Your task —
Wherever "this" appears in a line of the listing, report that line.

Records provided —
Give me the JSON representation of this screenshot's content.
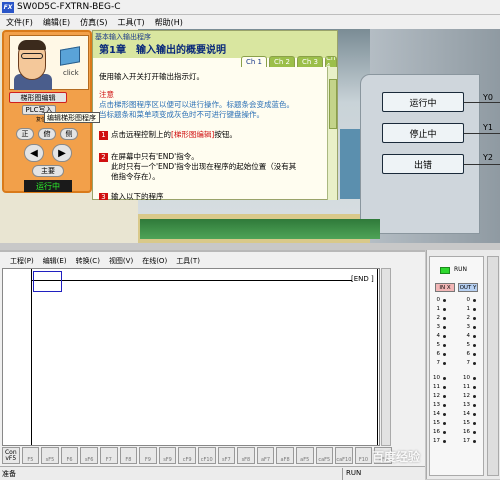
{
  "window": {
    "title": "SW0D5C-FXTRN-BEG-C",
    "icon": "fx-app-icon"
  },
  "menu": [
    "文件(F)",
    "编辑(E)",
    "仿真(S)",
    "工具(T)",
    "帮助(H)"
  ],
  "left_panel": {
    "click_text": "click",
    "ladder_btn": "梯形图编辑",
    "plc_btn": "PLC写入",
    "tooltip": "编辑梯形图程序",
    "obscured_btn": "复位",
    "view_btns": [
      "正",
      "俯",
      "侧"
    ],
    "prev_arrow": "◀",
    "next_arrow": "▶",
    "main_btn": "主要",
    "running": "运行中"
  },
  "lesson": {
    "subtitle": "基本输入输出程序",
    "title": "第1章　输入输出的概要说明",
    "tabs": [
      "Ch 1",
      "Ch 2",
      "Ch 3",
      "Ch 4"
    ],
    "intro": "使用输入开关打开输出指示灯。",
    "note_title": "注意",
    "note_lines": [
      "点击梯形图程序区以便可以进行操作。标题条会变成蓝色。",
      "当标题条和菜单项变成灰色时不可进行键盘操作。"
    ],
    "step1_num": "1",
    "step1_a": "点击远程控制上的",
    "step1_b": "[梯形图编辑]",
    "step1_c": "按钮。",
    "step2_num": "2",
    "step2_line1": "在屏幕中只有'END'指令。",
    "step2_line2": "此时只有一个'END'指令出现在程序的起始位置（没有其",
    "step2_line3": "他指令存在）。",
    "step3_num": "3",
    "step3_text": "输入以下的程序"
  },
  "status_buttons": {
    "run": "运行中",
    "stop": "停止中",
    "error": "出错"
  },
  "y_labels": [
    "Y0",
    "Y1",
    "Y2"
  ],
  "editor": {
    "menu": [
      "工程(P)",
      "编辑(E)",
      "转换(C)",
      "视图(V)",
      "在线(O)",
      "工具(T)"
    ],
    "end_label": "[END ]",
    "fkeys_first": [
      "Con",
      "vF5"
    ],
    "fkeys": [
      "F5",
      "sF5",
      "F6",
      "sF6",
      "F7",
      "F8",
      "F9",
      "sF9",
      "cF9",
      "cF10",
      "sF7",
      "sF8",
      "aF7",
      "aF8",
      "aF5",
      "caF5",
      "caF10",
      "F10",
      "aF9"
    ],
    "status_left": "准备",
    "status_mode": "RUN"
  },
  "io": {
    "run_label": "RUN",
    "in_label": "IN X",
    "out_label": "OUT Y",
    "in_numbers": [
      "0",
      "1",
      "2",
      "3",
      "4",
      "5",
      "6",
      "7",
      "10",
      "11",
      "12",
      "13",
      "14",
      "15",
      "16",
      "17"
    ],
    "out_numbers": [
      "0",
      "1",
      "2",
      "3",
      "4",
      "5",
      "6",
      "7",
      "10",
      "11",
      "12",
      "13",
      "14",
      "15",
      "16",
      "17"
    ]
  },
  "watermark": "百度经验",
  "colors": {
    "panel_orange": "#f2a04a",
    "lesson_green": "#d9e6a0",
    "running_green": "#2cf02c",
    "title_blue": "#0a2a7a"
  }
}
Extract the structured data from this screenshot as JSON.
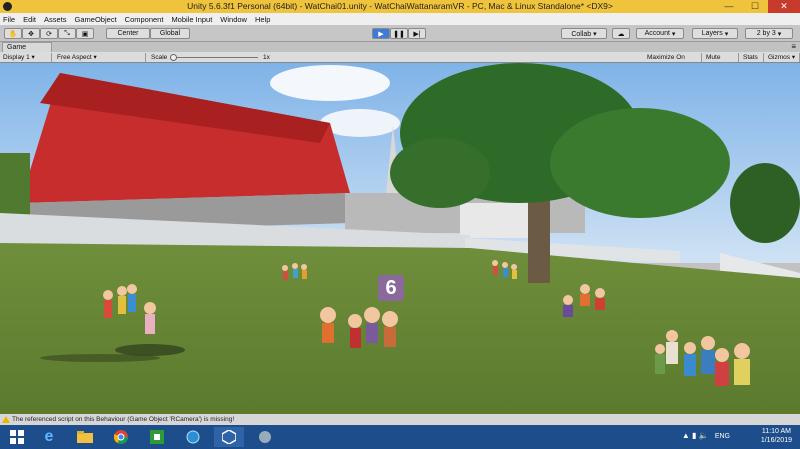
{
  "window": {
    "title": "Unity 5.6.3f1 Personal (64bit) - WatChai01.unity - WatChaiWattanaramVR - PC, Mac & Linux Standalone* <DX9>"
  },
  "menu": [
    "File",
    "Edit",
    "Assets",
    "GameObject",
    "Component",
    "Mobile Input",
    "Window",
    "Help"
  ],
  "toolbar": {
    "pivot_label": "Center",
    "space_label": "Global",
    "collab_label": "Collab ▾",
    "account_label": "Account",
    "layers_label": "Layers",
    "layout_label": "2 by 3"
  },
  "game_tab": {
    "label": "Game"
  },
  "game_bar": {
    "display": "Display 1",
    "aspect": "Free Aspect",
    "scale_label": "Scale",
    "scale_value": "1x",
    "maximize": "Maximize On Play",
    "mute": "Mute Audio",
    "stats": "Stats",
    "gizmos": "Gizmos"
  },
  "scene": {
    "sign_number": "6"
  },
  "status": {
    "message": "The referenced script on this Behaviour (Game Object 'RCamera') is missing!"
  },
  "taskbar": {
    "time": "11:10 AM",
    "date": "1/16/2019",
    "lang": "ENG"
  },
  "colors": {
    "title_bg": "#f0c33c",
    "taskbar": "#1d4d8a",
    "play": "#3d7bd4"
  }
}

Your solution —
Give me the JSON representation of this screenshot's content.
Extract the structured data from this screenshot as JSON.
    "message": "The referenced script on this Behaviour (Game Object 'RCamera') is missing!"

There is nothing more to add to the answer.